With past supply and demand shifts, many supply chain leaders would respond by increasing the labor force to account for changes in the workload. However, with the recent labor market, this has not been an optimal solution, making agility in other areas of the supply chain even more critical.
An agile supply chain should not compete with having reliable and consistent processes within your operations. The more reliable and consistent your processes are and the better designed your supply chain is, the more agility your supply chain will have in responding to unforeseen shifts in supply and demand. Focusing on creating agility across your organization’s people, processes and technology will ensure you don’t miss any critical areas of the business when implementing agile strategies and practices.
While labor constraints have made it more difficult to address supply and demand shifts by hiring more people, workforce management is still an important area in the supply chain to create agility. Warehouse automation is one way that supply chain leaders are beginning to overcome workforce shortages and increase agility within the four walls. Automating processes to be completed more efficiently and account for variability will go a long way toward creating a more agile supply chain.
While increasing warehouse automation can reduce strain on the workforce, it is by no means meant to replace the workforce. Automation should exist to augment processes and increase efficiency in the way your existing workforce completes its tasks.

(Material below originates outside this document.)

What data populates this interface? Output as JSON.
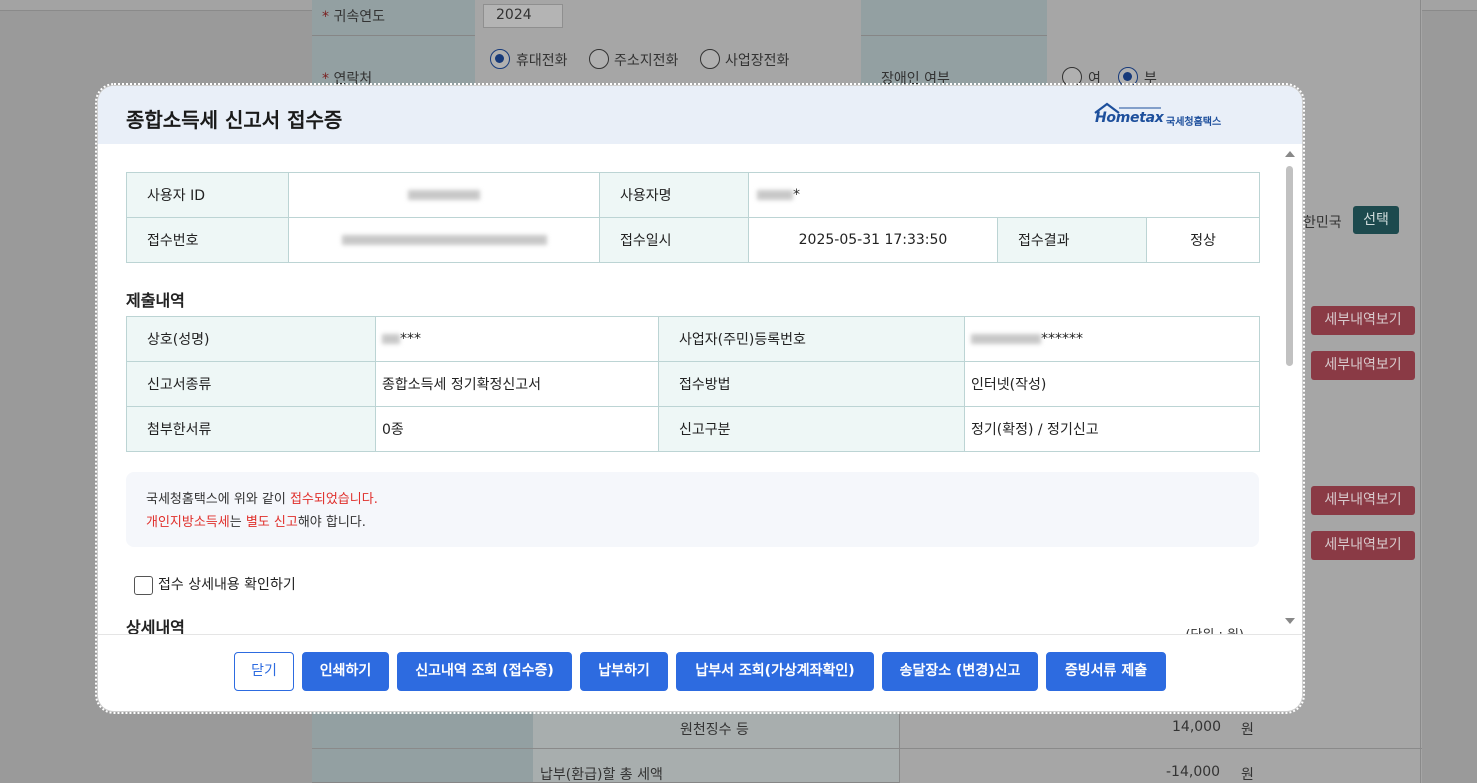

Creating agile processes throughout your distribution network is another important way to make your entire supply chain more agile. The key to ensuring process agility is to design and execute simple processes. If your normal business operating processes require significant management intervention and exception management to work effectively, that reduces your ability to adjust to different challenges. One way to simplify processes is to create a mix of fixed and variable capacity to allow shifts in seasonality or disruptions without constant exception management. Additionally, compressing cycle and lead times will help with reducing variability in how quickly you can get the product to the customer.
Consider implementing a supply chain execution system when working toward an agile supply chain. Each supply chain execution system can uniquely optimize operations and increase visibility within its area.
A transportation management system is a great tool for creating visibility into shipments and being more proactive about carriers for all modes.
A warehouse management system can accompany your automation tools as a way to optimize warehouse operations, including inventory management, labor distribution and picking, packing and shipping processes. All of these operations are critical to agility within the four walls.
A labor management system can mitigate any disruption that current labor conditions are putting on your workforce. Optimizing what your workforce is doing and when and how they are doing it will create agility and prevent delayed order fulfillment or improper staffing.
Creating an agile supply chain is a complex endeavor. It requires taking a look at every area of your operations to see how they can be integrated and made more efficient so they can work together to proactively handle changes in supply and demand. enVista’s supply chain consulting team can analyze your supply chain network and determine what processes need support for maximum agility.
enVista’s software selection and implementation team can help you determine which supply chain execution systems would add the most value to your organization and go through the full implementation and go-live process with you. enVista’s automation team can analyze your facilities and determine where automation can augment your processes and empower your existing workforce.
If you’re ready to increase efficiency, improve competitive advantage and reduce cost with an agile supply chain, let’s have a conversation™.